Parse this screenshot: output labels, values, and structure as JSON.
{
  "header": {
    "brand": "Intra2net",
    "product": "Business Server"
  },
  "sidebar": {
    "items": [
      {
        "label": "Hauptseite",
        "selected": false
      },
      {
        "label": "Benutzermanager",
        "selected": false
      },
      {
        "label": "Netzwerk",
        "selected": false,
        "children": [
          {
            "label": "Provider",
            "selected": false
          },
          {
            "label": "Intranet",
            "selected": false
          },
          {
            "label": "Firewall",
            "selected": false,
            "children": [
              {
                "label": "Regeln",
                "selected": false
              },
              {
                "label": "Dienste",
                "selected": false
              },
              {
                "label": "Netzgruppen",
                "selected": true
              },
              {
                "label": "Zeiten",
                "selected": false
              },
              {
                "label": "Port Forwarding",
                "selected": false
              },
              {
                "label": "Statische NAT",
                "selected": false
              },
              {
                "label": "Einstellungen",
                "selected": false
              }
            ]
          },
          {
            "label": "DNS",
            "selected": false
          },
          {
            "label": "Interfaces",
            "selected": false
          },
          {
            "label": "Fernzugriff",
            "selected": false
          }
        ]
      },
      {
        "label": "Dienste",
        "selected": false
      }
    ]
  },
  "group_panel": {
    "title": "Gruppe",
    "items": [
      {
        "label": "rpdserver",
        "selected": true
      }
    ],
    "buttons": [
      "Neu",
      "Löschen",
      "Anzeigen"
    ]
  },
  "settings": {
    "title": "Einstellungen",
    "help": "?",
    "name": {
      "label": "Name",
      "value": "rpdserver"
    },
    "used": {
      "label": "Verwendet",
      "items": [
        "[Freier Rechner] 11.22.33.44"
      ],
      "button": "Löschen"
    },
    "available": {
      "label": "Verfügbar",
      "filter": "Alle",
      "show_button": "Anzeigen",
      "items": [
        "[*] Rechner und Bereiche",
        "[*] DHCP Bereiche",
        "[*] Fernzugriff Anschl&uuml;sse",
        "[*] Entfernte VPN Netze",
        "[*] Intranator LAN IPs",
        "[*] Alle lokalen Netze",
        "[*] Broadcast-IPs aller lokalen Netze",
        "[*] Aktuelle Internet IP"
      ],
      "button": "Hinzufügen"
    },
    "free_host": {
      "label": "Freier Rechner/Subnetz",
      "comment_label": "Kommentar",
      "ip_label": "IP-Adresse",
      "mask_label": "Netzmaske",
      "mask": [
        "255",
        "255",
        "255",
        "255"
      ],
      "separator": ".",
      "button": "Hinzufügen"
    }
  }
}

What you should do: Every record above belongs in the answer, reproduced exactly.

Exercise result:
Parse this screenshot: output labels, values, and structure as JSON.
{
  "header": {
    "brand": "Intra2net",
    "product": "Business Server"
  },
  "sidebar": {
    "items": [
      {
        "label": "Hauptseite",
        "selected": false
      },
      {
        "label": "Benutzermanager",
        "selected": false
      },
      {
        "label": "Netzwerk",
        "selected": false,
        "children": [
          {
            "label": "Provider",
            "selected": false
          },
          {
            "label": "Intranet",
            "selected": false
          },
          {
            "label": "Firewall",
            "selected": false,
            "children": [
              {
                "label": "Regeln",
                "selected": false
              },
              {
                "label": "Dienste",
                "selected": false
              },
              {
                "label": "Netzgruppen",
                "selected": true
              },
              {
                "label": "Zeiten",
                "selected": false
              },
              {
                "label": "Port Forwarding",
                "selected": false
              },
              {
                "label": "Statische NAT",
                "selected": false
              },
              {
                "label": "Einstellungen",
                "selected": false
              }
            ]
          },
          {
            "label": "DNS",
            "selected": false
          },
          {
            "label": "Interfaces",
            "selected": false
          },
          {
            "label": "Fernzugriff",
            "selected": false
          }
        ]
      },
      {
        "label": "Dienste",
        "selected": false
      }
    ]
  },
  "group_panel": {
    "title": "Gruppe",
    "items": [
      {
        "label": "rpdserver",
        "selected": true
      }
    ],
    "buttons": [
      "Neu",
      "Löschen",
      "Anzeigen"
    ]
  },
  "settings": {
    "title": "Einstellungen",
    "help": "?",
    "name": {
      "label": "Name",
      "value": "rpdserver"
    },
    "used": {
      "label": "Verwendet",
      "items": [
        "[Freier Rechner] 11.22.33.44"
      ],
      "button": "Löschen"
    },
    "available": {
      "label": "Verfügbar",
      "filter": "Alle",
      "show_button": "Anzeigen",
      "items": [
        "[*] Rechner und Bereiche",
        "[*] DHCP Bereiche",
        "[*] Fernzugriff Anschl&uuml;sse",
        "[*] Entfernte VPN Netze",
        "[*] Intranator LAN IPs",
        "[*] Alle lokalen Netze",
        "[*] Broadcast-IPs aller lokalen Netze",
        "[*] Aktuelle Internet IP"
      ],
      "button": "Hinzufügen"
    },
    "free_host": {
      "label": "Freier Rechner/Subnetz",
      "comment_label": "Kommentar",
      "ip_label": "IP-Adresse",
      "mask_label": "Netzmaske",
      "mask": [
        "255",
        "255",
        "255",
        "255"
      ],
      "separator": ".",
      "button": "Hinzufügen"
    }
  }
}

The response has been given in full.